Records from a dataset:
•••••

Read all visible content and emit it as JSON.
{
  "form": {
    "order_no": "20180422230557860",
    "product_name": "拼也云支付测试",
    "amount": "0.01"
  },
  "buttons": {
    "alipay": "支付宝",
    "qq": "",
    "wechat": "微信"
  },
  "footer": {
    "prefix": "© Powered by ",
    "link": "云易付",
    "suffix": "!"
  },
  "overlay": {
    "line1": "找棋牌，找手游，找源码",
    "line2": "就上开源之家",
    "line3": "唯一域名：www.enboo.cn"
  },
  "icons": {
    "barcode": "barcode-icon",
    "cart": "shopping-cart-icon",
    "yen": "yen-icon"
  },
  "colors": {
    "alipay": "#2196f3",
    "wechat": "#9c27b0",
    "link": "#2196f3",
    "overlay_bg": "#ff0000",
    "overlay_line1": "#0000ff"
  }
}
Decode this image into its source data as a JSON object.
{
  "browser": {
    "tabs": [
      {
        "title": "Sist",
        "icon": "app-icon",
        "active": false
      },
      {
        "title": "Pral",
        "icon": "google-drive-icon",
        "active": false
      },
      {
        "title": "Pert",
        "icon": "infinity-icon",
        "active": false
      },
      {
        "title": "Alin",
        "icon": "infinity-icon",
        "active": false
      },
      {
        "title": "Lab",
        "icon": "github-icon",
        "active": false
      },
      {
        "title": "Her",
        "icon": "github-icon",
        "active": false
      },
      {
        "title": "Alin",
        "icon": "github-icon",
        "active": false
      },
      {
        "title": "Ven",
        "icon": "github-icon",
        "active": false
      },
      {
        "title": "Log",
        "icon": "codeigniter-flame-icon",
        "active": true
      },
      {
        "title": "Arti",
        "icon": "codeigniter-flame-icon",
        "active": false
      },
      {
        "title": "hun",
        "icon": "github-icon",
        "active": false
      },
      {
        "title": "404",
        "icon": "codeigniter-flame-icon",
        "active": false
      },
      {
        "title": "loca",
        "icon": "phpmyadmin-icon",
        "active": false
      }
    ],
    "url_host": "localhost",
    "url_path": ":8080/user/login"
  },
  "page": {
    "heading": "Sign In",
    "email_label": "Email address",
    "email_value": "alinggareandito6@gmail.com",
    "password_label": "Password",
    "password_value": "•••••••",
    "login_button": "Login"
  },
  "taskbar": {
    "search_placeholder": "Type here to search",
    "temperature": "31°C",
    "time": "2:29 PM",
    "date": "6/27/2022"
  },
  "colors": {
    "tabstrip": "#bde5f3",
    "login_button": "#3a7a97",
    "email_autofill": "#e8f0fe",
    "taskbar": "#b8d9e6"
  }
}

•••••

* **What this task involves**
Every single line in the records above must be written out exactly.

* **Solution for this exercise**
Read all visible content and emit it as JSON.
{
  "form": {
    "order_no": "20180422230557860",
    "product_name": "拼也云支付测试",
    "amount": "0.01"
  },
  "buttons": {
    "alipay": "支付宝",
    "qq": "",
    "wechat": "微信"
  },
  "footer": {
    "prefix": "© Powered by ",
    "link": "云易付",
    "suffix": "!"
  },
  "overlay": {
    "line1": "找棋牌，找手游，找源码",
    "line2": "就上开源之家",
    "line3": "唯一域名：www.enboo.cn"
  },
  "icons": {
    "barcode": "barcode-icon",
    "cart": "shopping-cart-icon",
    "yen": "yen-icon"
  },
  "colors": {
    "alipay": "#2196f3",
    "wechat": "#9c27b0",
    "link": "#2196f3",
    "overlay_bg": "#ff0000",
    "overlay_line1": "#0000ff"
  }
}
Decode this image into its source data as a JSON object.
{
  "browser": {
    "tabs": [
      {
        "title": "Sist",
        "icon": "app-icon",
        "active": false
      },
      {
        "title": "Pral",
        "icon": "google-drive-icon",
        "active": false
      },
      {
        "title": "Pert",
        "icon": "infinity-icon",
        "active": false
      },
      {
        "title": "Alin",
        "icon": "infinity-icon",
        "active": false
      },
      {
        "title": "Lab",
        "icon": "github-icon",
        "active": false
      },
      {
        "title": "Her",
        "icon": "github-icon",
        "active": false
      },
      {
        "title": "Alin",
        "icon": "github-icon",
        "active": false
      },
      {
        "title": "Ven",
        "icon": "github-icon",
        "active": false
      },
      {
        "title": "Log",
        "icon": "codeigniter-flame-icon",
        "active": true
      },
      {
        "title": "Arti",
        "icon": "codeigniter-flame-icon",
        "active": false
      },
      {
        "title": "hun",
        "icon": "github-icon",
        "active": false
      },
      {
        "title": "404",
        "icon": "codeigniter-flame-icon",
        "active": false
      },
      {
        "title": "loca",
        "icon": "phpmyadmin-icon",
        "active": false
      }
    ],
    "url_host": "localhost",
    "url_path": ":8080/user/login"
  },
  "page": {
    "heading": "Sign In",
    "email_label": "Email address",
    "email_value": "alinggareandito6@gmail.com",
    "password_label": "Password",
    "password_value": "•••••••",
    "login_button": "Login"
  },
  "taskbar": {
    "search_placeholder": "Type here to search",
    "temperature": "31°C",
    "time": "2:29 PM",
    "date": "6/27/2022"
  },
  "colors": {
    "tabstrip": "#bde5f3",
    "login_button": "#3a7a97",
    "email_autofill": "#e8f0fe",
    "taskbar": "#b8d9e6"
  }
}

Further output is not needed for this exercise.